* _Work task_: List each line of the data that holds the string "TradingView".

▽

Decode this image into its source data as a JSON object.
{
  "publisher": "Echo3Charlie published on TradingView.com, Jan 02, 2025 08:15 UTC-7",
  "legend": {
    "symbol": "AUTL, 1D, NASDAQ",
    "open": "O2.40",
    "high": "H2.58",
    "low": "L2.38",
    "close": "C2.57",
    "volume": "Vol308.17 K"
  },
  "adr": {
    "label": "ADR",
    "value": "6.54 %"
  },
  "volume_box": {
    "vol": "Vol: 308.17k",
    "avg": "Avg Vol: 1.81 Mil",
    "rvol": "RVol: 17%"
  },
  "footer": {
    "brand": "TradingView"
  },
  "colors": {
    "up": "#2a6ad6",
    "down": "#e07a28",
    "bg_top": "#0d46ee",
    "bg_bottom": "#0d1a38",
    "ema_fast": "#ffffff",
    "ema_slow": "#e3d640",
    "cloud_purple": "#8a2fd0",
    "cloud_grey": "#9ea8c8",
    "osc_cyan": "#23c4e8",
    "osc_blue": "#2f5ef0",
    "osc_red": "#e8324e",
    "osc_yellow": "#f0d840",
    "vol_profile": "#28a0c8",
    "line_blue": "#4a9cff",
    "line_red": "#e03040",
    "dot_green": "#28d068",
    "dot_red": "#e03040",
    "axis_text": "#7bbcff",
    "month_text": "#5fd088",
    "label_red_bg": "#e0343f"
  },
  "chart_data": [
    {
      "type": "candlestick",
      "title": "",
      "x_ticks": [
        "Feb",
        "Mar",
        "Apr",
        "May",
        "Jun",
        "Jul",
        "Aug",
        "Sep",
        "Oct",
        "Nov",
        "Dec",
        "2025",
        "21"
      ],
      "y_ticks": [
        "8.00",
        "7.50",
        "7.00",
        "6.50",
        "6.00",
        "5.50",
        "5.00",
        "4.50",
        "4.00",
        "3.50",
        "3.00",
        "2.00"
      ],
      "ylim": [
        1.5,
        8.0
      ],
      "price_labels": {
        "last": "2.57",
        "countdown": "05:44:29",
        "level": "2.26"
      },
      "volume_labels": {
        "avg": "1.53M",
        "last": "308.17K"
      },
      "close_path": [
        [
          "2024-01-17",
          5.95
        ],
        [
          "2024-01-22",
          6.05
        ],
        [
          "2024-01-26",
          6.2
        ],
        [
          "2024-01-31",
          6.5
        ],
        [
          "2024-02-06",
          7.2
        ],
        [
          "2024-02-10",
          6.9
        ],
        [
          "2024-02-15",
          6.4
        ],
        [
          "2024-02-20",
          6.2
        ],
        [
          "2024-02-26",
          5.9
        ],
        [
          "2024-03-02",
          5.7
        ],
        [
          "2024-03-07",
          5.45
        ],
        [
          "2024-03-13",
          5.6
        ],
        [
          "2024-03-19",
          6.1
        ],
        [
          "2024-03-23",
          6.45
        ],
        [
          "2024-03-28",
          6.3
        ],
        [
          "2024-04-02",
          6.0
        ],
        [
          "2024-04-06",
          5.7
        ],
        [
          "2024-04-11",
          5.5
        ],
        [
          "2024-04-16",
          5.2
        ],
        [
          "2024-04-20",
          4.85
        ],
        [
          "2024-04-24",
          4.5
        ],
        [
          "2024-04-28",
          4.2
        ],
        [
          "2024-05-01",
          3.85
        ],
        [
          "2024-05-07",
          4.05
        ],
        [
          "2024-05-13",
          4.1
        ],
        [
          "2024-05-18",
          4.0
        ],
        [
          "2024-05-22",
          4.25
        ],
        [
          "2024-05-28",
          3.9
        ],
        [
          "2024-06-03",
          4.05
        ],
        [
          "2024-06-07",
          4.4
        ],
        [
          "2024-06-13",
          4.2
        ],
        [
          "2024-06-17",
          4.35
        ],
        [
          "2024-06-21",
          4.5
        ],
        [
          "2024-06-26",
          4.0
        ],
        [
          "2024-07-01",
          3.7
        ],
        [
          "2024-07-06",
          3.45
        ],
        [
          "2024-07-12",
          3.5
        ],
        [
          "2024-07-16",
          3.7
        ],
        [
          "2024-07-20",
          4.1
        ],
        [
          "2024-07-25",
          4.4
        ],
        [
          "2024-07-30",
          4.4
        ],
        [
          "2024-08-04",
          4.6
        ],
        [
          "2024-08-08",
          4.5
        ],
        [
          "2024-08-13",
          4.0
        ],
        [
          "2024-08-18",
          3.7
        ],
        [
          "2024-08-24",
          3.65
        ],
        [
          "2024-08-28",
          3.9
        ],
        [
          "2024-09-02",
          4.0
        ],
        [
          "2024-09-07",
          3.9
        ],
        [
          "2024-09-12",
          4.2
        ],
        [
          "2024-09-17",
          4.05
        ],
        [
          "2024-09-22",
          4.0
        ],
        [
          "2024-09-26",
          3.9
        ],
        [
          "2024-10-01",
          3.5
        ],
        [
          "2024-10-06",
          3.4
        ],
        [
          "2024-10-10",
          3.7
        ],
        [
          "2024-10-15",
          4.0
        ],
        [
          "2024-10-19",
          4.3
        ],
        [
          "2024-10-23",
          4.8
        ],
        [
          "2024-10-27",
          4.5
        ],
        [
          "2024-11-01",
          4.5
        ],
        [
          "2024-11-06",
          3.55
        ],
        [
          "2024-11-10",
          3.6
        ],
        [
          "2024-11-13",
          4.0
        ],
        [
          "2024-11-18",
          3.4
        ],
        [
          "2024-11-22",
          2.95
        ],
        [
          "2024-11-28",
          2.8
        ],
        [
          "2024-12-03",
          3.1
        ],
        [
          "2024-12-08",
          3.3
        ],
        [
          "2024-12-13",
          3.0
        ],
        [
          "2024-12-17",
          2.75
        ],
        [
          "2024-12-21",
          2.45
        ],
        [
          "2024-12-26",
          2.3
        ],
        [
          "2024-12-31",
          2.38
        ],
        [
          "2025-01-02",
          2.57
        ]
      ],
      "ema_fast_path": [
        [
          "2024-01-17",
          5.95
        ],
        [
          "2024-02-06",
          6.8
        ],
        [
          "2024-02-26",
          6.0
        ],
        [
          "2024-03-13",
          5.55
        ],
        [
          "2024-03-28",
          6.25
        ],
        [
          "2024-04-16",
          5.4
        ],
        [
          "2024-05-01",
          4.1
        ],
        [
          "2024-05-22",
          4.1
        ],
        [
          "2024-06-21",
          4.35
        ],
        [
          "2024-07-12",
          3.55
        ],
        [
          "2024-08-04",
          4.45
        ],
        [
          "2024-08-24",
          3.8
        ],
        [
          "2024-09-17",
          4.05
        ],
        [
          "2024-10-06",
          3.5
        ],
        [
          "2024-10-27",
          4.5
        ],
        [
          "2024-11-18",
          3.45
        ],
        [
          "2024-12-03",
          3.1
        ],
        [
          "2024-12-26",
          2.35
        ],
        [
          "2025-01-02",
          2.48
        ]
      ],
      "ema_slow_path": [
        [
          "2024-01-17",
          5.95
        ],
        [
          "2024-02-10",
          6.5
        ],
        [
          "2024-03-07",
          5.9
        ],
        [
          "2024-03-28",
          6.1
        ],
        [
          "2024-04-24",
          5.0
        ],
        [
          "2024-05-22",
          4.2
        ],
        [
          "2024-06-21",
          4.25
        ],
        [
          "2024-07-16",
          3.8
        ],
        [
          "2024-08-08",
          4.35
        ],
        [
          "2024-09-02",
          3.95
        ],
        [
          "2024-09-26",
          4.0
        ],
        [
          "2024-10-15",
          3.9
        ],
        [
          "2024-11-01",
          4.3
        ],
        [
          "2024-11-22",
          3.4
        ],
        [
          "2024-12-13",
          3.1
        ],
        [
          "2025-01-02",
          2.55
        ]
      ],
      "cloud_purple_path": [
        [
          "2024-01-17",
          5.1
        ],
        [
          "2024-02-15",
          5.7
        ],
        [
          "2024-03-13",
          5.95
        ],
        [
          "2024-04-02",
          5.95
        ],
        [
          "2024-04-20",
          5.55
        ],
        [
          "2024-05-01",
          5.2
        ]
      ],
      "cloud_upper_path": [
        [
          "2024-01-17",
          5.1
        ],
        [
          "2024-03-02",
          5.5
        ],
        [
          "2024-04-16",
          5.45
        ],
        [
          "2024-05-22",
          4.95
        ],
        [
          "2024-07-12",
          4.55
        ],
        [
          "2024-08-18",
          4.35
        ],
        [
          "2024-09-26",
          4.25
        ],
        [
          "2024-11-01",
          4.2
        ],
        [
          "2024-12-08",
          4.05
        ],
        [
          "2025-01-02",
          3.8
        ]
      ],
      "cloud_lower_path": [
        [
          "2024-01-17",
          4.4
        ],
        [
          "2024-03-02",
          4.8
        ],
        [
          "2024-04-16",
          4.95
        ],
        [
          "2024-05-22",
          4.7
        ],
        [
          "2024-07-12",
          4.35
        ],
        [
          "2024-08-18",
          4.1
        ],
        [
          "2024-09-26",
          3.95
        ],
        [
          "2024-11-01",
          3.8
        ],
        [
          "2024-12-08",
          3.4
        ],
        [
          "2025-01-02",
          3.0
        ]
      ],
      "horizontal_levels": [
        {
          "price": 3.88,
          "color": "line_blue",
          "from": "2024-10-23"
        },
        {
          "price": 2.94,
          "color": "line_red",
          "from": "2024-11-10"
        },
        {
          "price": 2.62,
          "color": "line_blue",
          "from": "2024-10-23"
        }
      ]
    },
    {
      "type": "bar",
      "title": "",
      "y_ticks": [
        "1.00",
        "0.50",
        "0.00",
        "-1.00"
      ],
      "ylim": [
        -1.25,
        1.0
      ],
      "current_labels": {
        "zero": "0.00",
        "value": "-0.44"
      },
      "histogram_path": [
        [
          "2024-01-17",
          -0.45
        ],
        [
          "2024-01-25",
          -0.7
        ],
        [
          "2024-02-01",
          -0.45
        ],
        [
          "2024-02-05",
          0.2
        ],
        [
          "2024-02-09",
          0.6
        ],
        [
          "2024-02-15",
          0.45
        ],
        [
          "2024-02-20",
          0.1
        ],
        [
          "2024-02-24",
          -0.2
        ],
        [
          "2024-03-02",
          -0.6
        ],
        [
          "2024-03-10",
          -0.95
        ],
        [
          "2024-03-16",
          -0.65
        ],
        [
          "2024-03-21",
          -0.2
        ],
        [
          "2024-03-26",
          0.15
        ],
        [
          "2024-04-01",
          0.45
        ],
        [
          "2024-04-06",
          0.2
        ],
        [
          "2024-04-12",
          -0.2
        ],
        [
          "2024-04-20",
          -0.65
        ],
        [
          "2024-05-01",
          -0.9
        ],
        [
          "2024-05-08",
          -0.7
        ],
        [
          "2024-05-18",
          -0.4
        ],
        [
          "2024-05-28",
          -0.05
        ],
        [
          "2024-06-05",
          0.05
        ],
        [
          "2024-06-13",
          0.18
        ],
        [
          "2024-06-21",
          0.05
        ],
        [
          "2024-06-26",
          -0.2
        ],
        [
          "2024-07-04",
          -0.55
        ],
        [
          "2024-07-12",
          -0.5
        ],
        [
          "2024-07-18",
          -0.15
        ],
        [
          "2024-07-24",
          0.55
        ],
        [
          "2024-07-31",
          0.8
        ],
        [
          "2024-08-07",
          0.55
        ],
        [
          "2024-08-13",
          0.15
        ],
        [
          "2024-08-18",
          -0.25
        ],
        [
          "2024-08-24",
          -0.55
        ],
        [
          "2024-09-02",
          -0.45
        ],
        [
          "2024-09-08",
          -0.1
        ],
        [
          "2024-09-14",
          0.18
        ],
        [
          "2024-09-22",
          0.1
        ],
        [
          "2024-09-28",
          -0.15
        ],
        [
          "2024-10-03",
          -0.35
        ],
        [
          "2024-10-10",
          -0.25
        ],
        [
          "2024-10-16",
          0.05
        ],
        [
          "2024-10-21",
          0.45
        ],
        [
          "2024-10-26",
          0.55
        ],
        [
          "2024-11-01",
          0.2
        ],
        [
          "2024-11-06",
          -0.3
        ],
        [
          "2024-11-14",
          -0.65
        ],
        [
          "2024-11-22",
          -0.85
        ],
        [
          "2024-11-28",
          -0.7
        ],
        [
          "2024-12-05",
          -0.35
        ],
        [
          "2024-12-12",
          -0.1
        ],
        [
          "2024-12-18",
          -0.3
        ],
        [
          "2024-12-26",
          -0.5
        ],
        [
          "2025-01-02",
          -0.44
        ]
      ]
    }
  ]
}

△

* _Written response_:
  "publisher": "Echo3Charlie published on TradingView.com, Jan 02, 2025 08:15 UTC-7",
    "brand": "TradingView"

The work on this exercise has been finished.